| Gratitude is not only the greatest of virtues, but the parent of all others. Marcus Tullius Cicero |
Gratitude Can be Difficult
When individuals are at a low point in their emotional lives and physical circumstances – the idea of ‘gratitude’ seems almost laughable. But with a slight shift in habitual ways of thinking – it is possible to allow a new and more positive point of view.
Gratitude is a way of viewing the world – and one’s existence – in a positive way.
In addiction recovery, emotional stability is critical. If a positive emotional foundation can be created and maintained, then with personal work and strong intent addiction recovery is successful and continues to be successful, ongoing.
For those not in addiction recovery or struggling with addiction – feelings of gratitude help to create inner peace and happiness.
Feelings of gratitude are the keys to inner peace and a happier life. Gratitude is a very positive basis that supports emotional stability and health.
Basic Gratitude Exercise: Start at the Beginning

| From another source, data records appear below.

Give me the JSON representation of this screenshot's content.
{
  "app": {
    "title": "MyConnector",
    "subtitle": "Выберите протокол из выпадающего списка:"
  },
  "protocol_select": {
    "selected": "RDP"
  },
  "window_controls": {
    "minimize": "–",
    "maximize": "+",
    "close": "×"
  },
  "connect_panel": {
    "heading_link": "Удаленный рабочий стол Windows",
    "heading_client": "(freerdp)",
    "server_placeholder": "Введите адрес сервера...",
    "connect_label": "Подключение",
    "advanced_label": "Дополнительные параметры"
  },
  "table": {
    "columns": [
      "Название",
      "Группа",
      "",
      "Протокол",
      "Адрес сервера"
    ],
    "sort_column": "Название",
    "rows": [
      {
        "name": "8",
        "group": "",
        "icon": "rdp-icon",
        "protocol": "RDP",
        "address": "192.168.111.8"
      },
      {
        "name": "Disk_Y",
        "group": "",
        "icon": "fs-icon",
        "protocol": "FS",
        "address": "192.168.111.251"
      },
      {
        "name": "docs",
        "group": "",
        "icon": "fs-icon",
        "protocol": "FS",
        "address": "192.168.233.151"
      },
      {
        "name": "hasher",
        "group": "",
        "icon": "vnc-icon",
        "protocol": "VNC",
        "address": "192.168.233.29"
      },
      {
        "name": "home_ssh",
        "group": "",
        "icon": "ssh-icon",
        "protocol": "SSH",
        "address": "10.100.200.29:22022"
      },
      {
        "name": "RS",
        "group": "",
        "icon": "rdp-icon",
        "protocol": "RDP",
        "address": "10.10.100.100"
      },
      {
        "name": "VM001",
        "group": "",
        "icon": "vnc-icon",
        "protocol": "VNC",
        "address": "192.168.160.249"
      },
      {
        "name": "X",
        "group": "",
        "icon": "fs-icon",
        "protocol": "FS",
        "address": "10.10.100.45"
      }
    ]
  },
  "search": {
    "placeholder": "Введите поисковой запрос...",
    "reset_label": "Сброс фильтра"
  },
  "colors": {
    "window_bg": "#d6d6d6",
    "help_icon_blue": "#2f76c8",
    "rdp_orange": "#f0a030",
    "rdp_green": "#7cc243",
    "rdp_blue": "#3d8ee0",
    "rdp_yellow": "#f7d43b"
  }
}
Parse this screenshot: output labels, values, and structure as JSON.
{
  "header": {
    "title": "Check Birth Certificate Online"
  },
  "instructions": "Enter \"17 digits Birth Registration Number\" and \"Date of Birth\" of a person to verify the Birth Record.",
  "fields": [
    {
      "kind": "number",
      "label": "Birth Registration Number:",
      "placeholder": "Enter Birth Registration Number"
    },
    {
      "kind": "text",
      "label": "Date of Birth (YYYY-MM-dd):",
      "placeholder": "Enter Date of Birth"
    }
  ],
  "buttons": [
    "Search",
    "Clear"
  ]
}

If all in your life is not going well and nothing else is possible regarding feeling gratitude: Start at a basic point – and de-personalize gratitude.
“I am grateful for blue skies.”
Now, look around you. Take your time – no need to rush. Truly observe as objectively as possible.
“I am grateful for the breeze on my face; for the trees that look so beautiful this time of year.”
Now, take a deep, slow breath – and breathe out, slowly and softly.
“I am grateful I can see and experience these things.”
“Gratitude is good medicine,” says Robert A. Emmons, professor of psychology at UC Davis and founding editor in chief of the Journal of Positive Psychology.
Studies show that practicing gratitude can be used to help lower blood pressure, aid in addiction recovery and reduce stress.
Author and researcher Dr. Robert Emmons has discovered what gives life meaning: Gratitude.
Emmons, a University of California, Davis professor, backs up his claim with eight years of intensive research on gratitude in his best selling book, “Thanks! How The New Science of Gratitude Can Make You Happier.” Dr. Emmons’ research indicates that gratitude is not merely a positive emotion: gratitude also improves your overall health, if cultivated.
‘People must give up a “victim mentality” and overcome a sense of entitlement and deserved-ness.’
Gratitude is Empowering
“If we’re so depressed about what’s going on in the world that we can’t act, what does that serve? So part of what we’re trying to do is keep people connected to gratefulness as a source of activism,” says Kristi Nelson, executive director of gratefulness.org, which describes itself as an online sanctuary dedicated to fostering grateful living.
Take a moment each day this week to notice the sky — the changing clouds and colors. Describe what you see and experience to a friend. What new perspectives arise when you gaze at the sky?
Each day commit to looking directly into the face of another and simply smile without words. What happens?
Experiment with using only a flashlight to move through the darkness of a day/evening to truly embed appreciation for the gift of light. Consider all those who went before to make electric and battery light possible and bring to mind the millions of people around the world who don’t yet have access to electric light. How does this reflection impact you?
Write down something at the end of the day that describes how you left the day better than you found it. Take in the positive impact that you do and can have on our world.
Go for a walk and notice any natural and human-made wonders that give you a sense of “awe.” What is the impact?
Commit one month a year to begin each day with a grateful living practice that, no matter what, you will step into with an open heart.
Gratitude is a Counterbalance to Depression
Practicing gratitude is linked to more resilience and optimism. One study that found that counting blessings and “gratitude letter writing” reduced the risk of depression in patients by 41% over six months.
Cultivating an Attitude of Gratitude is Tough
Gratitude is, according to Dr. Robert Emmons, a “chosen attitude.” We must be willing to recognize and acknowledge that we are the recipients of an unearned benefit.
Emmons’ research indicates that gratitude is not merely a positive emotion: gratitude also improves your health if cultivated. People must give up a “victim mentality” and overcome a sense of entitlement and deserved-ness.
As a result, he says, individuals will experience significant improvements in several areas of life; including relationships, academics, energy level and even dealing with tragedy and crisis. From The New Science of Gratitude
We use an integrated multi-disciplinary addiction treatment approach implemented by licensed professionals. The Arrowhead Lodge Recovery Staff includes a Physician-Addictionologist, Addiction Psychiatrist, Physician Board Certified in Pain Medicine, Doctor of Clinical Psychology, Registered Nurse, several Licensed Therapists, and an addiction Nutritionist.
We assist our clients in finding their personal connection to the spiritual. Through years of experience, we believe in the power of spirituality in the addiction healing process. We assist our clients in discovering their unique path to living a more authentic and joyful life.
Our addiction recovery programs treat the whole person and include Mindfulness for recovery and relapse prevention.
Impaired Professionals Well-Being Program and EAP Programs